Pensions are a relatively new phenomenon. The first pensions date back to the 17th century, but the first modern pension scheme didn’t come into effect until 1889...
When I was 11 years old, my parents took me to the Grand Canyon in Arizona. Once we were there, I walked toward the edge of the canyon, approaching a 4,000-foot drop-off.
My client was frantic. She had to make an urgent international wire transfer. The deadline was approaching, but something didn’t smell right.
About a decade ago, the IRS started communicating with taxpayers by email. While the IRS never contacts taxpayers by email about their personal tax situation, they offer a variety of IRS e-news subscriptions.
One of the realities of modern life is that government control over its citizens has become pervasive. Nowhere is that more true than in our right to travel internationally.
Privacy advocates were aghast when President Trump signed a bill on April 3 that overturned restrictions on data sharing by internet service providers (ISPs).
I almost feel sorry for Navinder Singh Sarao. If you don’t recognize the name, you’ll probably remember what he did.
I might be the only writer on the offshore beat who isn’t in love with Puerto Rico’s tax incentives. Recently, a colleague of mine whom I greatly respect published an entire issue of his newsletter about Puerto Rico.

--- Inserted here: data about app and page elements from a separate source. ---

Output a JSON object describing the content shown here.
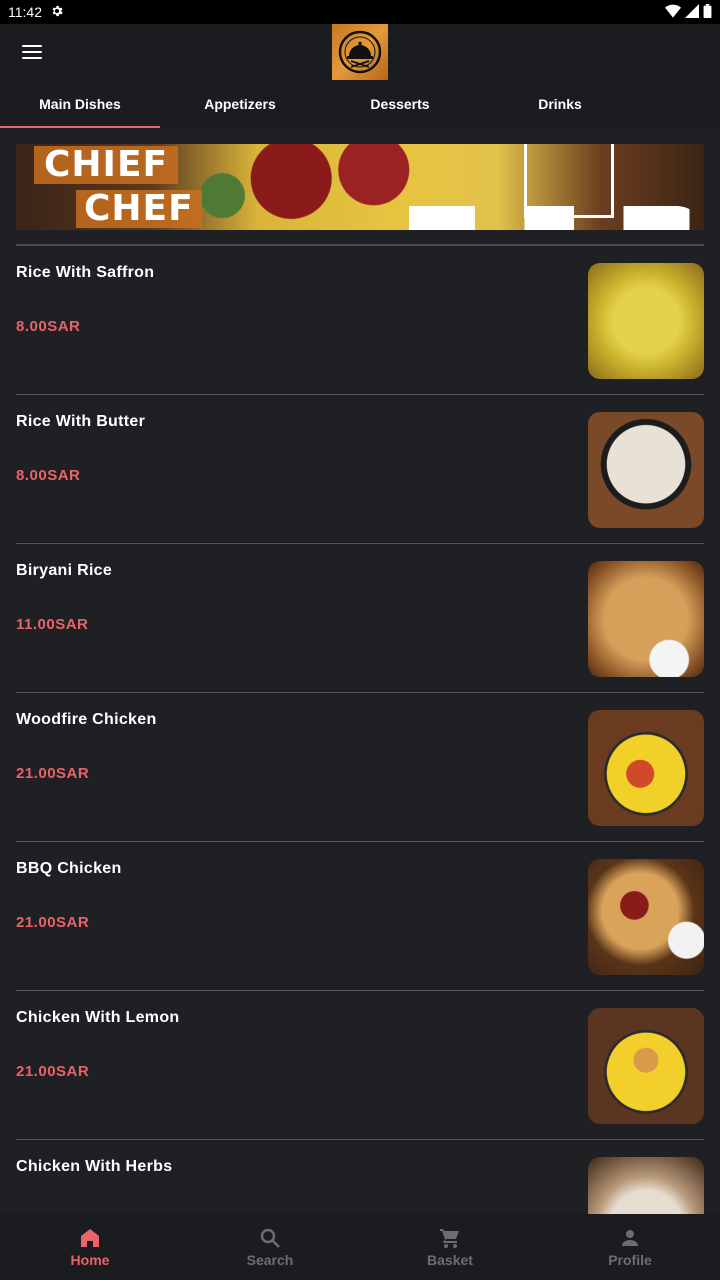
{
  "status_bar": {
    "time": "11:42"
  },
  "tabs": [
    {
      "label": "Main Dishes",
      "active": true
    },
    {
      "label": "Appetizers",
      "active": false
    },
    {
      "label": "Desserts",
      "active": false
    },
    {
      "label": "Drinks",
      "active": false
    }
  ],
  "banner": {
    "line1": "CHIEF",
    "line2": "CHEF"
  },
  "menu_items": [
    {
      "name": "Rice With Saffron",
      "price": "8.00SAR",
      "image": "saffron-rice-photo"
    },
    {
      "name": "Rice With Butter",
      "price": "8.00SAR",
      "image": "butter-rice-photo"
    },
    {
      "name": "Biryani Rice",
      "price": "11.00SAR",
      "image": "biryani-rice-photo"
    },
    {
      "name": "Woodfire Chicken",
      "price": "21.00SAR",
      "image": "woodfire-chicken-photo"
    },
    {
      "name": "BBQ Chicken",
      "price": "21.00SAR",
      "image": "bbq-chicken-photo"
    },
    {
      "name": "Chicken With Lemon",
      "price": "21.00SAR",
      "image": "lemon-chicken-photo"
    },
    {
      "name": "Chicken With Herbs",
      "price": "",
      "image": "herbs-chicken-photo"
    }
  ],
  "bottom_nav": [
    {
      "label": "Home",
      "icon": "home-icon",
      "active": true
    },
    {
      "label": "Search",
      "icon": "search-icon",
      "active": false
    },
    {
      "label": "Basket",
      "icon": "cart-icon",
      "active": false
    },
    {
      "label": "Profile",
      "icon": "person-icon",
      "active": false
    }
  ],
  "colors": {
    "background": "#1f2024",
    "accent": "#e8636a",
    "inactive": "#6c6d72"
  }
}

I will be the first to admit it: I’m a lousy investor. My first forays into the investment markets came in the early 1980s, when I saved up enough money to buy some stocks.
When I was nine years old, I opened my first savings account at a small bank in West Virginia.
Imagine a world in which the president of the United States decides that the government will set wages and prices.
In 1713, the City Council of Geneva ratified the world’s first bank secrecy law. The ordinance prohibited bankers from divulging any information about their clients’ transactions, except by agreement with the cantonal council.
Over the last decade, tens of thousands of visitors to the US – plus US citizens and residents returning home – have been subjected to warrantless border searches of their electronic devices.
2016 was another record-breaking year for the number of US citizens and its long-term residents expatriating, giving up their US citizenship and passport or green card.
In the darkest days of the Great Depression, a man named John Templeton convinced a bank to lend him $10,000. He took that money and did the unthinkable…
How’s this for a nightmare scenario? And while it didn’t actually occur on Valentine’s Day – it could have. One morning, you switch on your personal computer.
There’s a theory in the tech world called “Moore’s Law,” named after Intel’s cofounder, Gordon Moore. The hypothesis is this:
The number of transistors per square inch on integrated circuits doubles every two years.
Through an accident of birth, I and over 280 million other people are native-born US citizens. Unless we owe the IRS more than $50,000, or are otherwise ineligible, this status entitles us to carry a US passport.
Every president inherits something difficult. Some problems are simply out of the incoming president’s hands. Obama inherited a financial crisis.
Cash has never been a popular asset with the totalitarian set. It’s difficult if not impossible to trace. Cash makes it possible to do business “off the books.”
Supply and demand: it’s Economics 101. Nowhere is it more obvious right now than in the industrial metals sector. When demand for copper is high, the price goes up.
As the ferry from St. Kitts to Nevis pulls into Charlestown Harbor, you see a sign welcoming you to the “Queen of the Caribbees.”
Across America, malls have been left vacant. Once-thriving shopping centers are now empty. Abandoned. Established mainstay stores like Macy’s, Sears, and Kohl’s are struggling.
Last week, I was in Florida attending a conference for tax professionals sponsored by the Heckerling Institute on Estate Planning.
Love him or hate him, Warren Buffett has long been a guiding light for investors. Among his many insightful quotes, one that sticks is:
“Be fearful when others are greedy.”
As a baby boomer, I didn’t grow up with Facebook and other social networking sites. While I do use them – mainly to keep up with younger members of my family – I’m keenly aware of their potential to invade privacy.
At the end of 2015, a story about Donald Trump circulated widely. According to reports, if he had parked his wealth in an index fund 30 years ago, he’d be more than twice as rich as he is now.
It’s a new year. In less than three weeks, America’s 45th president – Donald John Trump – will solemnly swear to “preserve, protect, and defend the Constitution of the United States.”
You’d think Wall Street would have learned its lesson… But nearly a decade after the last financial crash of 2007–2008, the hunger for risky mortgages is back.
While it wasn’t widely publicized on this side of the pond, a hacker breach last month into Britain’s Tesco Bank sent shockwaves throughout Europe, with the thieves managing to steal £2.5 million pounds (US$3.1 million).